"Is Polite Society Polite?" by Julia Ward Howe
Are you acquainted with Kant's antinomies?
"A Cadet's Honor" by Upton Sinclair
How solve this antinomy?
"God and the State" by Mikhail Aleksandrovich Bakunin
Here we stumble upon our antinomy.
"The Reform of Education" by Giovanni Gentile
The kind of way in which infinity has been used to discredit the world of sense may be illustrated by Kant's first two antinomies.
"Our Knowledge of the External World as a Field for Scientific Method in Philosophy" by Bertrand Russell
Everywhere the same discouraging antinomy.
"Outlines of a Philosophy of Religion based on Psychology and History" by Auguste Sabatier
The antinomies of Thought and Life do not destroy nor make void the Facts of Thought and Life.
"The Gunpowder Plot and Lord Mounteagle's Letter" by Henry Hawkes Spink Jr.
Antinomies in each, the first proves the Neither, the second proves the Both.
"Plato and the Other Companions of Sokrates, 3rd ed. Volume III (of 4)" by George Grote
The transcendent employment of the categories leads to antinomy, or equally balanced statements of apparently contradictory results.
"Encyclopaedia Britannica, 11th Edition, Volume 15, Slice 6" by Various
***

In science:

Kuczy´nski asserted that G¨odel had in fact discovered another antinomy; see .

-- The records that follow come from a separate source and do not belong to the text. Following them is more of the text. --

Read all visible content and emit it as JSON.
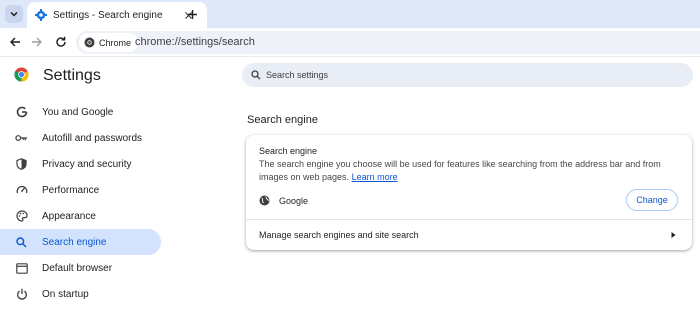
{
  "browser": {
    "tab_title": "Settings - Search engine",
    "site_chip_label": "Chrome",
    "url": "chrome://settings/search"
  },
  "settings": {
    "title": "Settings",
    "search_placeholder": "Search settings"
  },
  "sidebar": {
    "items": [
      {
        "label": "You and Google",
        "icon": "google-g-icon"
      },
      {
        "label": "Autofill and passwords",
        "icon": "key-icon"
      },
      {
        "label": "Privacy and security",
        "icon": "shield-icon"
      },
      {
        "label": "Performance",
        "icon": "speedometer-icon"
      },
      {
        "label": "Appearance",
        "icon": "palette-icon"
      },
      {
        "label": "Search engine",
        "icon": "search-icon",
        "active": true
      },
      {
        "label": "Default browser",
        "icon": "browser-window-icon"
      },
      {
        "label": "On startup",
        "icon": "power-icon"
      }
    ]
  },
  "main": {
    "section_heading": "Search engine",
    "card": {
      "title": "Search engine",
      "description": "The search engine you choose will be used for features like searching from the address bar and from images on web pages.",
      "learn_more": "Learn more",
      "engine_name": "Google",
      "change_label": "Change",
      "manage_label": "Manage search engines and site search"
    }
  },
  "colors": {
    "accent": "#0b57d0",
    "active_nav_bg": "#d3e3fd",
    "tabstrip_bg": "#dfe8f8"
  }
}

Incompleteness, Complexity, Randomness and Beyond
In his famous paper announcing the incompleteness theorem, G¨odel remarked that, though his argument is analogous to the Richard and the Liar paradoxes, “Any epistemological antinomy could be used for a similar proof of the existence of undecidable propositions.” ( Note 14).
Boolos-style proofs of limitative theorems
Rephrasing G¨odel’s above quoted remark, we may conjecture that “The formal version of any epistemological antinomy is just the statement on the undefinability of truth, and hence could be used for its proof ”.
Boolos-style proofs of limitative theorems
As Tarski puts it in connection with the Liar paradox (cf. p. 76.), we cannot talk about the truth in the language of arithmetic since otherwise “the antinomy of the liar could actually be reconstructed in this language”.
Boolos-style proofs of limitative theorems
Covariant formalism do not seem to be an appropriate topic for a workshop on canonical gravity! But maybe old antinomies as the 4 versus 3+1 views of quantum gravity are finally beginning to evaporate.
Matters of Gravity, the newsletter of the APS TG on gravitation
When considering the amount of language necessary for a truth it is straightforward to show that sentences are insufficient by constructing self-referential truth (SRT) sentences, such as the antinomy of the liar an example of which is ‘what this sentence says is not true’.
Does Meaning Evolve?
They were formulated at 1900 and led to several paradoxes (antinomies) from the beginning, which led to a discussion on the foundations of mathematics [he] [hi] [fr] [we] [we1] [we2] which also deals with the concept of existence (see below).
To the finite information content of the physically existing reality
***